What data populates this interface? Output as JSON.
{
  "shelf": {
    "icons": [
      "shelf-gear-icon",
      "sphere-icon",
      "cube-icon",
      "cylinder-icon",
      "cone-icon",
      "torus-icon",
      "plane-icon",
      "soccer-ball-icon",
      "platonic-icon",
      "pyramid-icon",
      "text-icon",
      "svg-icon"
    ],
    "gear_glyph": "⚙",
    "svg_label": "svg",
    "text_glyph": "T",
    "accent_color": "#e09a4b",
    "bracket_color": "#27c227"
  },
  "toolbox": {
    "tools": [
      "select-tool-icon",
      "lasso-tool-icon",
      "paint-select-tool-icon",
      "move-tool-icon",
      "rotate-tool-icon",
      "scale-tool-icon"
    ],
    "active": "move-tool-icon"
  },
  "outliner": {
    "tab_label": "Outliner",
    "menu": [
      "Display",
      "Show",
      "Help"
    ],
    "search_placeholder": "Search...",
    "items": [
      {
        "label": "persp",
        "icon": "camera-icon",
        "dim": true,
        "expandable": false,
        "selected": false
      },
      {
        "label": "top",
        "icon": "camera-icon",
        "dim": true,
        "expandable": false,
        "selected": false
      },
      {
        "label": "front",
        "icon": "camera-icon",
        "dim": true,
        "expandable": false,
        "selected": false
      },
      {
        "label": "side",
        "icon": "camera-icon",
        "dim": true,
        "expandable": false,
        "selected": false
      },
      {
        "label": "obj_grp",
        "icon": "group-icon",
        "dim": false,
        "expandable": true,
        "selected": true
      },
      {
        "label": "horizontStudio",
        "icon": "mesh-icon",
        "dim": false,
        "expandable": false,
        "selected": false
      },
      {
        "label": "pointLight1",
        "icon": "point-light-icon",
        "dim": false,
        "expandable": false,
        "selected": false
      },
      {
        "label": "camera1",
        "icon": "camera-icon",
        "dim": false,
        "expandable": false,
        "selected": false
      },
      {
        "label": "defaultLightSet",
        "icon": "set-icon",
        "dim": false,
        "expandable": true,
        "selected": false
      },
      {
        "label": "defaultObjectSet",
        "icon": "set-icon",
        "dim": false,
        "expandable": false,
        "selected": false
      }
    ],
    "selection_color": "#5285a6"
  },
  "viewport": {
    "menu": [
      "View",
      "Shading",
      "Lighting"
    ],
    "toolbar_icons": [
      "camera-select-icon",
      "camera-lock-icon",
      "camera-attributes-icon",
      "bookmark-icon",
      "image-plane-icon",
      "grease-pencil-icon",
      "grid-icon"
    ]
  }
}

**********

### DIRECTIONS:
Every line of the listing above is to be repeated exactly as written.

### TASK RESPONSE:
What data populates this interface? Output as JSON.
{
  "shelf": {
    "icons": [
      "shelf-gear-icon",
      "sphere-icon",
      "cube-icon",
      "cylinder-icon",
      "cone-icon",
      "torus-icon",
      "plane-icon",
      "soccer-ball-icon",
      "platonic-icon",
      "pyramid-icon",
      "text-icon",
      "svg-icon"
    ],
    "gear_glyph": "⚙",
    "svg_label": "svg",
    "text_glyph": "T",
    "accent_color": "#e09a4b",
    "bracket_color": "#27c227"
  },
  "toolbox": {
    "tools": [
      "select-tool-icon",
      "lasso-tool-icon",
      "paint-select-tool-icon",
      "move-tool-icon",
      "rotate-tool-icon",
      "scale-tool-icon"
    ],
    "active": "move-tool-icon"
  },
  "outliner": {
    "tab_label": "Outliner",
    "menu": [
      "Display",
      "Show",
      "Help"
    ],
    "search_placeholder": "Search...",
    "items": [
      {
        "label": "persp",
        "icon": "camera-icon",
        "dim": true,
        "expandable": false,
        "selected": false
      },
      {
        "label": "top",
        "icon": "camera-icon",
        "dim": true,
        "expandable": false,
        "selected": false
      },
      {
        "label": "front",
        "icon": "camera-icon",
        "dim": true,
        "expandable": false,
        "selected": false
      },
      {
        "label": "side",
        "icon": "camera-icon",
        "dim": true,
        "expandable": false,
        "selected": false
      },
      {
        "label": "obj_grp",
        "icon": "group-icon",
        "dim": false,
        "expandable": true,
        "selected": true
      },
      {
        "label": "horizontStudio",
        "icon": "mesh-icon",
        "dim": false,
        "expandable": false,
        "selected": false
      },
      {
        "label": "pointLight1",
        "icon": "point-light-icon",
        "dim": false,
        "expandable": false,
        "selected": false
      },
      {
        "label": "camera1",
        "icon": "camera-icon",
        "dim": false,
        "expandable": false,
        "selected": false
      },
      {
        "label": "defaultLightSet",
        "icon": "set-icon",
        "dim": false,
        "expandable": true,
        "selected": false
      },
      {
        "label": "defaultObjectSet",
        "icon": "set-icon",
        "dim": false,
        "expandable": false,
        "selected": false
      }
    ],
    "selection_color": "#5285a6"
  },
  "viewport": {
    "menu": [
      "View",
      "Shading",
      "Lighting"
    ],
    "toolbar_icons": [
      "camera-select-icon",
      "camera-lock-icon",
      "camera-attributes-icon",
      "bookmark-icon",
      "image-plane-icon",
      "grease-pencil-icon",
      "grid-icon"
    ]
  }
}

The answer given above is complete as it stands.